Dataset rows for apps and sites:
==*==

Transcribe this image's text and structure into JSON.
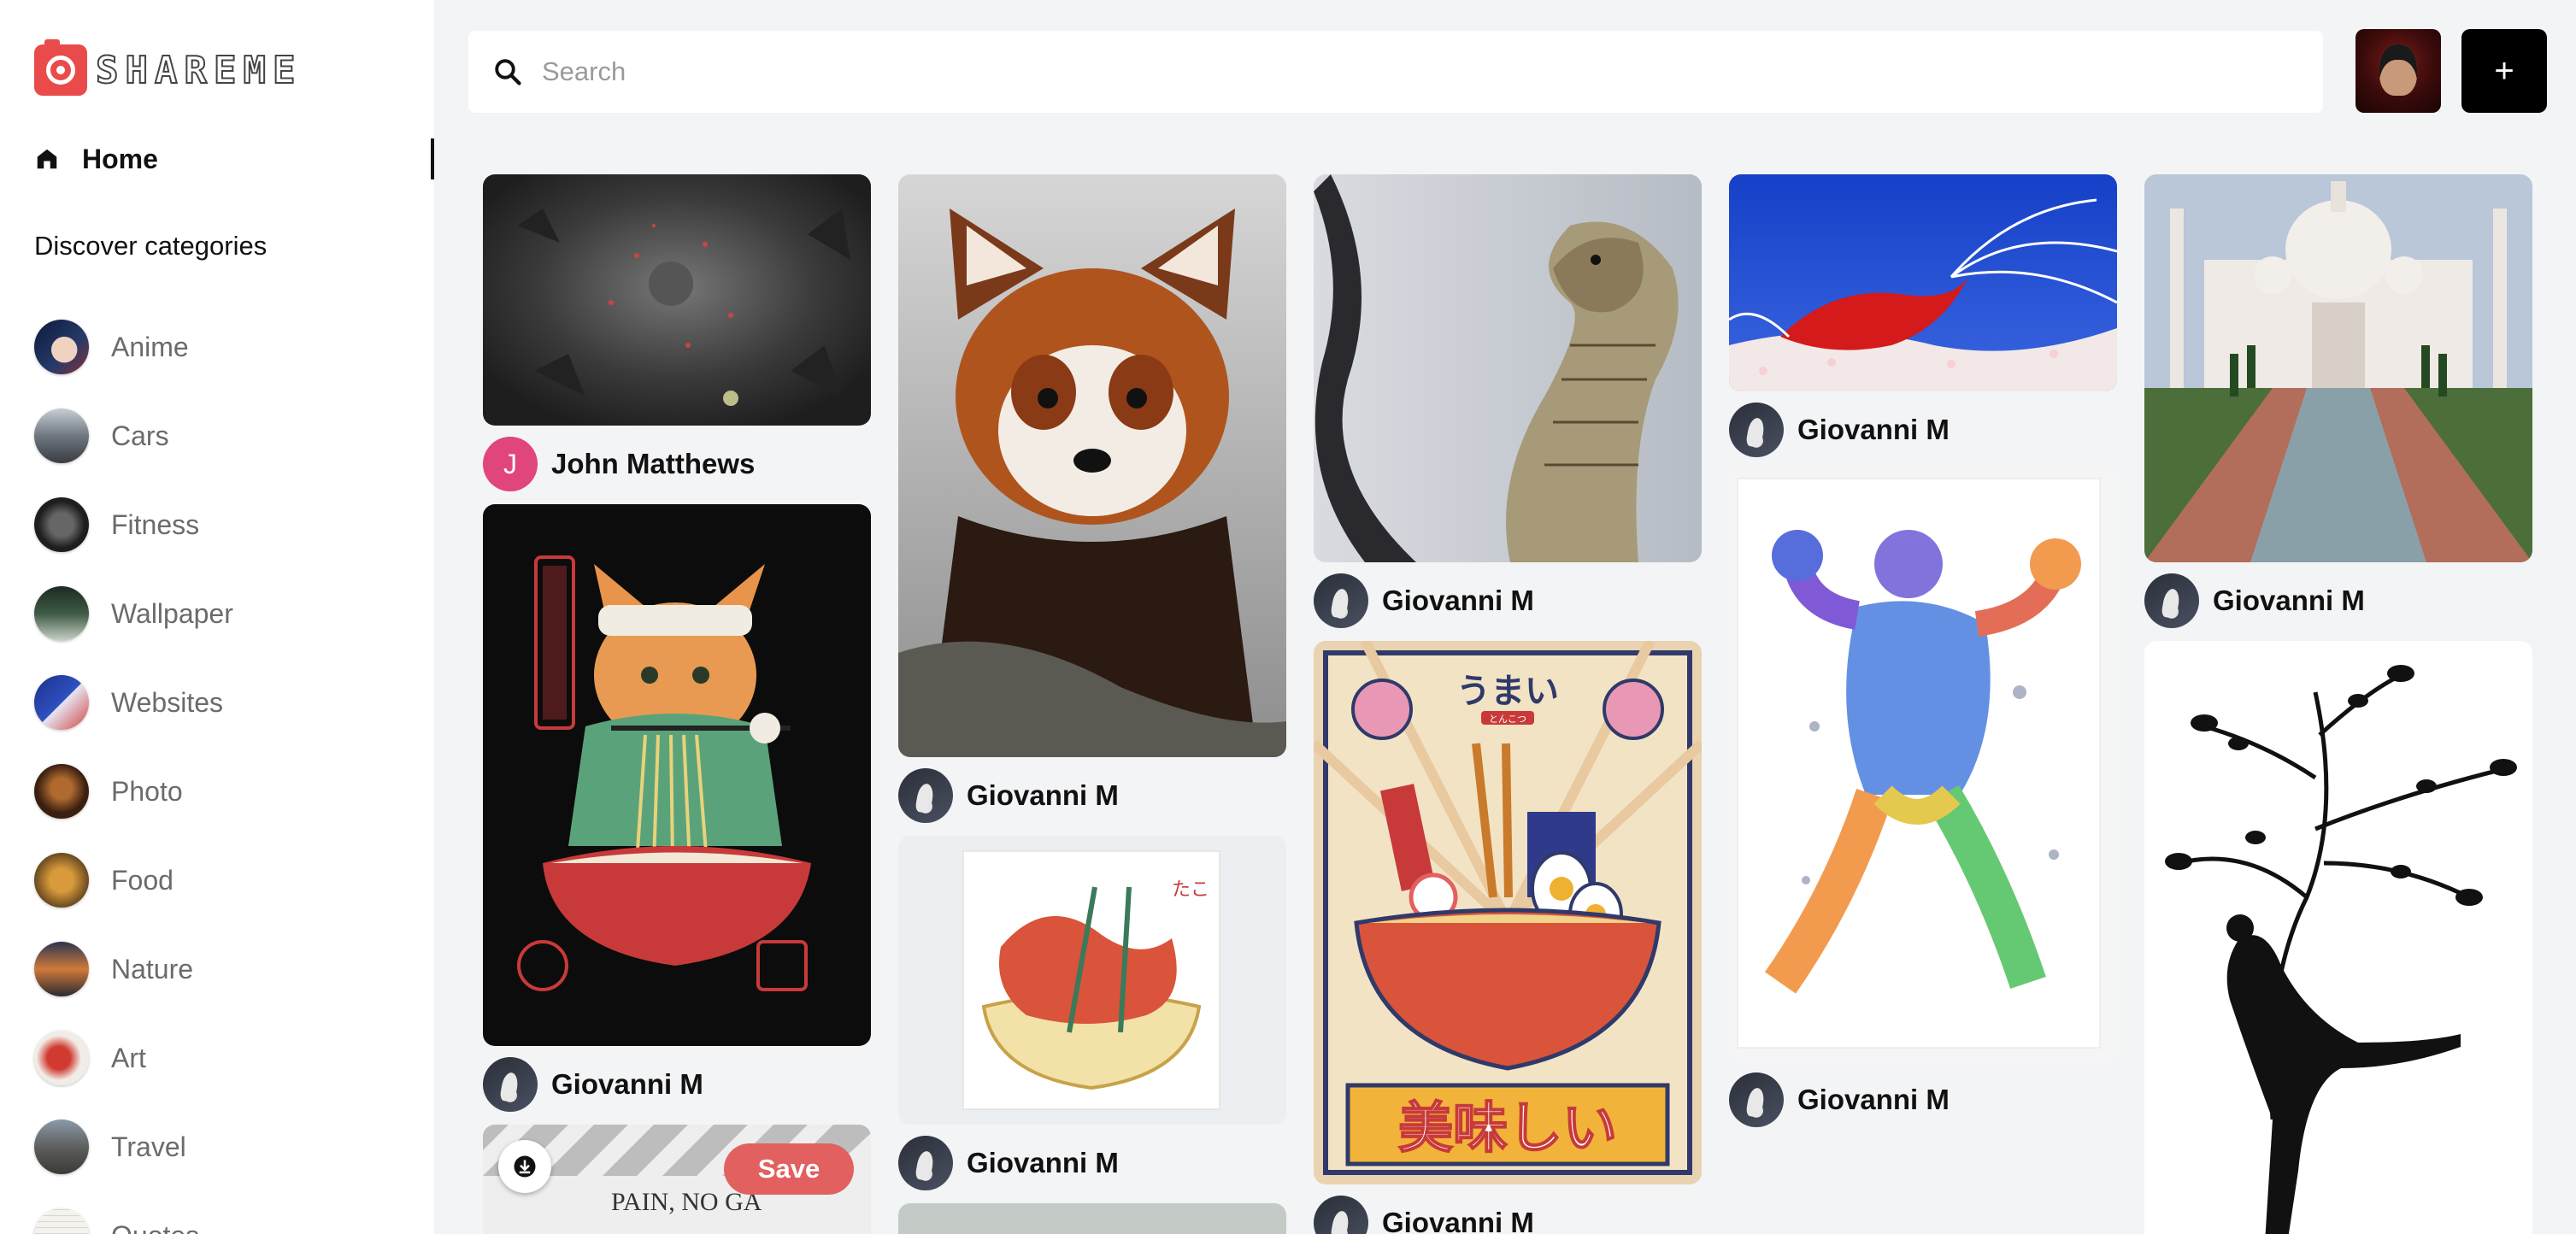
{
  "app": {
    "logo_text": "SHAREME",
    "brand_color": "#e94b4b"
  },
  "sidebar": {
    "home_label": "Home",
    "categories_title": "Discover categories",
    "categories": [
      {
        "label": "Anime"
      },
      {
        "label": "Cars"
      },
      {
        "label": "Fitness"
      },
      {
        "label": "Wallpaper"
      },
      {
        "label": "Websites"
      },
      {
        "label": "Photo"
      },
      {
        "label": "Food"
      },
      {
        "label": "Nature"
      },
      {
        "label": "Art"
      },
      {
        "label": "Travel"
      },
      {
        "label": "Quotes"
      }
    ]
  },
  "header": {
    "search_placeholder": "Search",
    "search_value": "",
    "add_label": "+"
  },
  "feed": {
    "col1": {
      "pin1_author": "John Matthews",
      "pin1_initial": "J",
      "pin2_author": "Giovanni M",
      "pin3_save_label": "Save",
      "pin3_text": "PAIN, NO GA"
    },
    "col2": {
      "pin1_author": "Giovanni M",
      "pin2_author": "Giovanni M"
    },
    "col3": {
      "pin1_author": "Giovanni M",
      "pin2_jp_top": "うまい",
      "pin2_jp_sub": "とんこつ",
      "pin2_jp_bottom": "美味しい",
      "pin2_author": "Giovanni M"
    },
    "col4": {
      "pin1_author": "Giovanni M",
      "pin2_author": "Giovanni M"
    },
    "col5": {
      "pin1_author": "Giovanni M"
    }
  }
}
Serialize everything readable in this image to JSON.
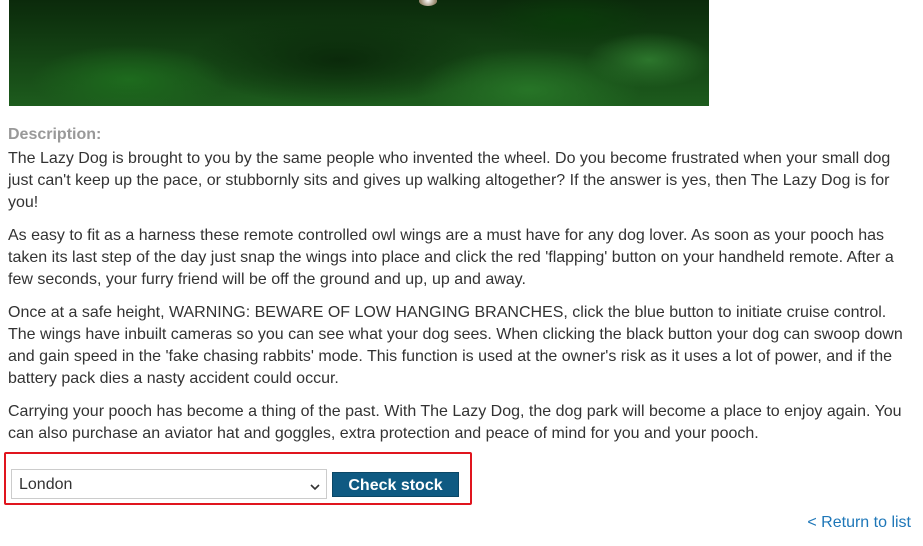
{
  "description": {
    "label": "Description:",
    "paragraphs": [
      "The Lazy Dog is brought to you by the same people who invented the wheel. Do you become frustrated when your small dog just can't keep up the pace, or stubbornly sits and gives up walking altogether? If the answer is yes, then The Lazy Dog is for you!",
      "As easy to fit as a harness these remote controlled owl wings are a must have for any dog lover. As soon as your pooch has taken its last step of the day just snap the wings into place and click the red 'flapping' button on your handheld remote. After a few seconds, your furry friend will be off the ground and up, up and away.",
      "Once at a safe height, WARNING: BEWARE OF LOW HANGING BRANCHES, click the blue button to initiate cruise control. The wings have inbuilt cameras so you can see what your dog sees. When clicking the black button your dog can swoop down and gain speed in the 'fake chasing rabbits' mode. This function is used at the owner's risk as it uses a lot of power, and if the battery pack dies a nasty accident could occur.",
      "Carrying your pooch has become a thing of the past. With The Lazy Dog, the dog park will become a place to enjoy again. You can also purchase an aviator hat and goggles, extra protection and peace of mind for you and your pooch."
    ]
  },
  "stock_check": {
    "selected_store": "London",
    "button_label": "Check stock",
    "highlight_color": "#e0151e",
    "button_color": "#0f5a82"
  },
  "navigation": {
    "return_link": "< Return to list"
  }
}
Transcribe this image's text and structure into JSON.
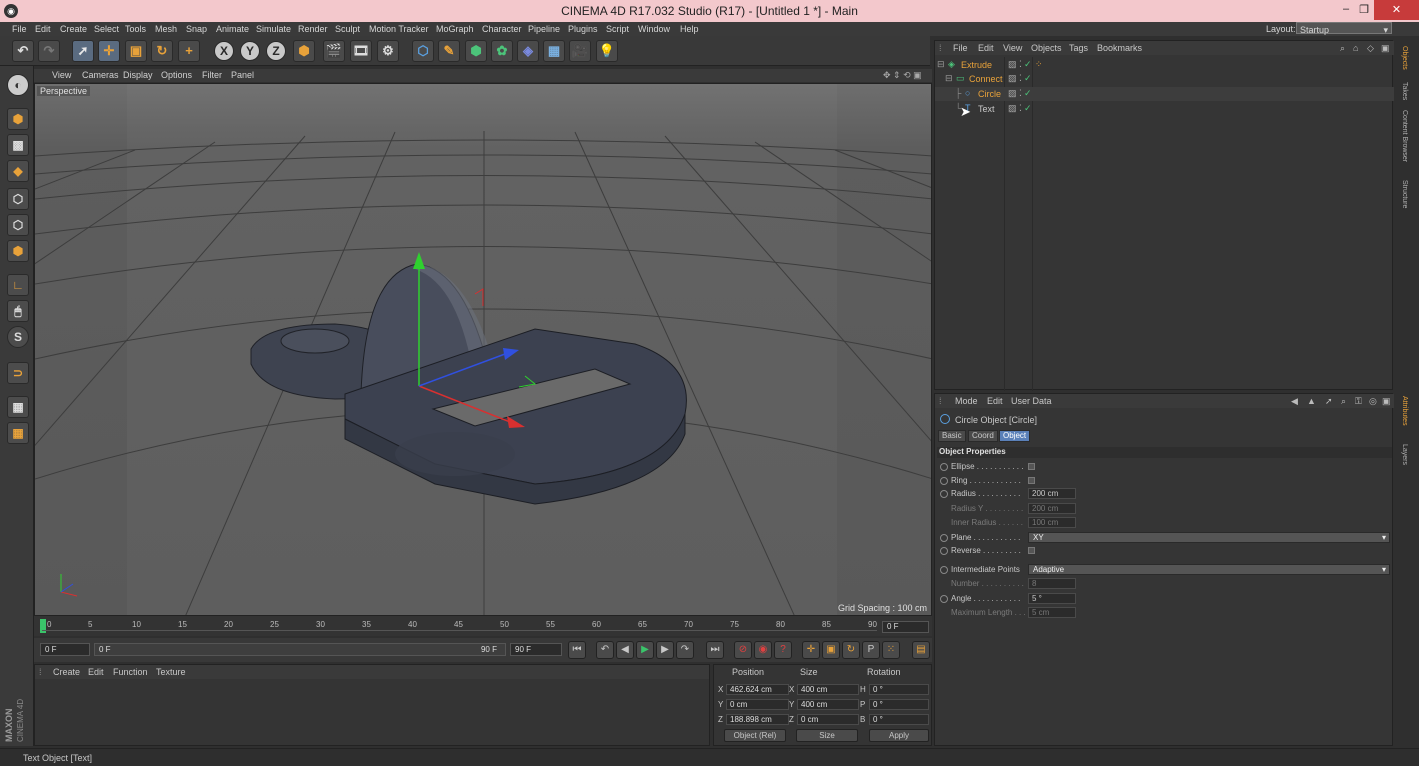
{
  "app": {
    "title": "CINEMA 4D R17.032 Studio (R17) - [Untitled 1 *] - Main"
  },
  "menu": [
    "File",
    "Edit",
    "Create",
    "Select",
    "Tools",
    "Mesh",
    "Snap",
    "Animate",
    "Simulate",
    "Render",
    "Sculpt",
    "Motion Tracker",
    "MoGraph",
    "Character",
    "Pipeline",
    "Plugins",
    "Script",
    "Window",
    "Help"
  ],
  "layout": {
    "label": "Layout:",
    "value": "Startup"
  },
  "viewport": {
    "menu": [
      "View",
      "Cameras",
      "Display",
      "Options",
      "Filter",
      "Panel"
    ],
    "label": "Perspective",
    "grid_spacing": "Grid Spacing : 100 cm"
  },
  "timeline": {
    "ticks": [
      "0",
      "5",
      "10",
      "15",
      "20",
      "25",
      "30",
      "35",
      "40",
      "45",
      "50",
      "55",
      "60",
      "65",
      "70",
      "75",
      "80",
      "85",
      "90"
    ],
    "current_frame": "0 F"
  },
  "transport": {
    "start": "0 F",
    "range_start": "0 F",
    "range_end": "90 F",
    "end": "90 F"
  },
  "material_manager": {
    "menu": [
      "Create",
      "Edit",
      "Function",
      "Texture"
    ]
  },
  "coordinates": {
    "headers": {
      "position": "Position",
      "size": "Size",
      "rotation": "Rotation"
    },
    "rows": [
      {
        "axis": "X",
        "pos": "462.624 cm",
        "saxis": "X",
        "size": "400 cm",
        "raxis": "H",
        "rot": "0 °"
      },
      {
        "axis": "Y",
        "pos": "0 cm",
        "saxis": "Y",
        "size": "400 cm",
        "raxis": "P",
        "rot": "0 °"
      },
      {
        "axis": "Z",
        "pos": "188.898 cm",
        "saxis": "Z",
        "size": "0 cm",
        "raxis": "B",
        "rot": "0 °"
      }
    ],
    "mode": "Object (Rel)",
    "size_mode": "Size",
    "apply": "Apply"
  },
  "object_manager": {
    "menu": [
      "File",
      "Edit",
      "View",
      "Objects",
      "Tags",
      "Bookmarks"
    ],
    "objects": [
      {
        "name": "Extrude",
        "color": "#e8a23a"
      },
      {
        "name": "Connect",
        "color": "#e8a23a"
      },
      {
        "name": "Circle",
        "color": "#e8a23a"
      },
      {
        "name": "Text",
        "color": "#c8c8c8"
      }
    ]
  },
  "attributes": {
    "menu": [
      "Mode",
      "Edit",
      "User Data"
    ],
    "object_title": "Circle Object [Circle]",
    "tabs": [
      "Basic",
      "Coord",
      "Object"
    ],
    "active_tab": "Object",
    "section": "Object Properties",
    "props": [
      {
        "label": "Ellipse . . . . . . . . . . .",
        "type": "check",
        "dim": false
      },
      {
        "label": "Ring . . . . . . . . . . . .",
        "type": "check",
        "dim": false
      },
      {
        "label": "Radius . . . . . . . . . .",
        "type": "value",
        "value": "200 cm",
        "dim": false
      },
      {
        "label": "Radius Y . . . . . . . . .",
        "type": "value",
        "value": "200 cm",
        "dim": true
      },
      {
        "label": "Inner Radius . . . . . .",
        "type": "value",
        "value": "100 cm",
        "dim": true
      },
      {
        "label": "Plane . . . . . . . . . . .",
        "type": "dropdown",
        "value": "XY",
        "dim": false
      },
      {
        "label": "Reverse . . . . . . . . .",
        "type": "check",
        "dim": false
      },
      {
        "label": "Intermediate Points",
        "type": "dropdown",
        "value": "Adaptive",
        "dim": false
      },
      {
        "label": "Number . . . . . . . . . .",
        "type": "value",
        "value": "8",
        "dim": true
      },
      {
        "label": "Angle . . . . . . . . . . .",
        "type": "value",
        "value": "5 °",
        "dim": false
      },
      {
        "label": "Maximum Length . . .",
        "type": "value",
        "value": "5 cm",
        "dim": true
      }
    ]
  },
  "right_tabs": [
    "Objects",
    "Takes",
    "Content Browser",
    "Structure",
    "Attributes",
    "Layers"
  ],
  "branding": {
    "line1": "MAXON",
    "line2": "CINEMA 4D"
  },
  "status": "Text Object [Text]",
  "icons": [
    "undo-icon",
    "redo-icon",
    "select-arrow-icon",
    "move-icon",
    "scale-icon",
    "rotate-icon",
    "add-icon",
    "x-axis-icon",
    "y-axis-icon",
    "z-axis-icon",
    "world-coord-icon",
    "render-view-icon",
    "render-icon",
    "render-settings-icon",
    "cube-icon",
    "pen-icon",
    "subdivision-icon",
    "cloner-icon",
    "deformer-icon",
    "floor-icon",
    "camera-icon",
    "light-icon"
  ]
}
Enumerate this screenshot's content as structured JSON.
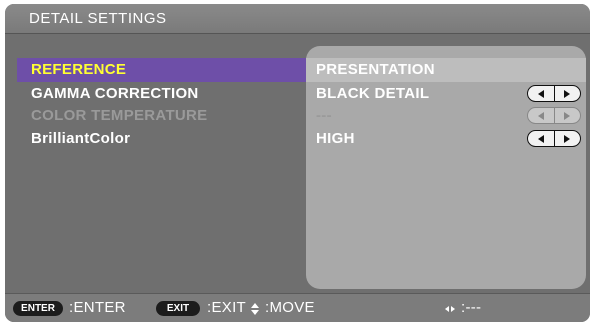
{
  "title": "DETAIL SETTINGS",
  "rows": [
    {
      "label": "REFERENCE",
      "value": "PRESENTATION",
      "state": "selected",
      "has_arrows": false
    },
    {
      "label": "GAMMA CORRECTION",
      "value": "BLACK DETAIL",
      "state": "normal",
      "has_arrows": true
    },
    {
      "label": "COLOR TEMPERATURE",
      "value": "---",
      "state": "disabled",
      "has_arrows": true
    },
    {
      "label": "BrilliantColor",
      "value": "HIGH",
      "state": "normal",
      "has_arrows": true
    }
  ],
  "footer": {
    "enter_key": "ENTER",
    "enter_label": ":ENTER",
    "exit_key": "EXIT",
    "exit_label": ":EXIT",
    "move_label": ":MOVE",
    "lr_label": ":---"
  },
  "colors": {
    "selected_label": "#ffff33",
    "selected_row_left": "#6e4fa8",
    "panel_background": "#6f6f6f",
    "value_panel": "#a9a9a9"
  }
}
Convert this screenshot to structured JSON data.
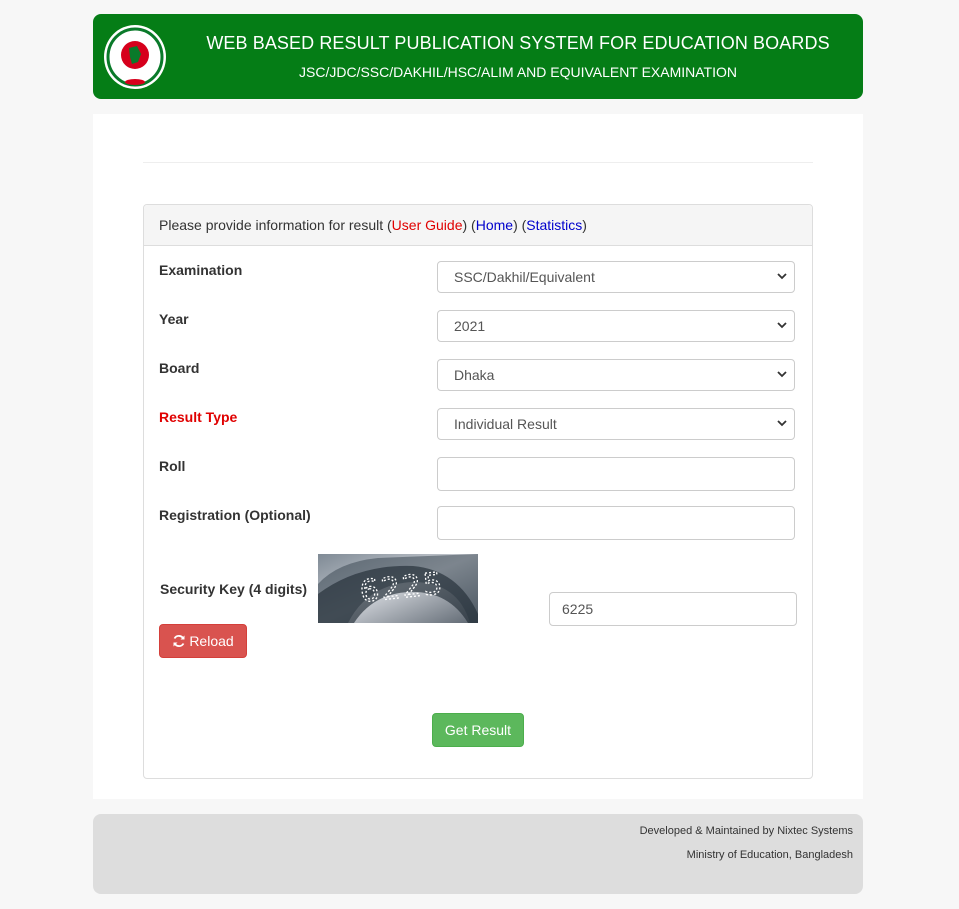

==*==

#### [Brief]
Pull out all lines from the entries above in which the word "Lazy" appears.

#### [Written answer]
      "The Lazy Dog is brought to you by the same people who invented the wheel. Do you become frustrated when your small dog just can't keep up the pace, or stubbornly sits and gives up walking altogether? If the answer is yes, then The Lazy Dog is for you!",
      "Carrying your pooch has become a thing of the past. With The Lazy Dog, the dog park will become a place to enjoy again. You can also purchase an aviator hat and goggles, extra protection and peace of mind for you and your pooch."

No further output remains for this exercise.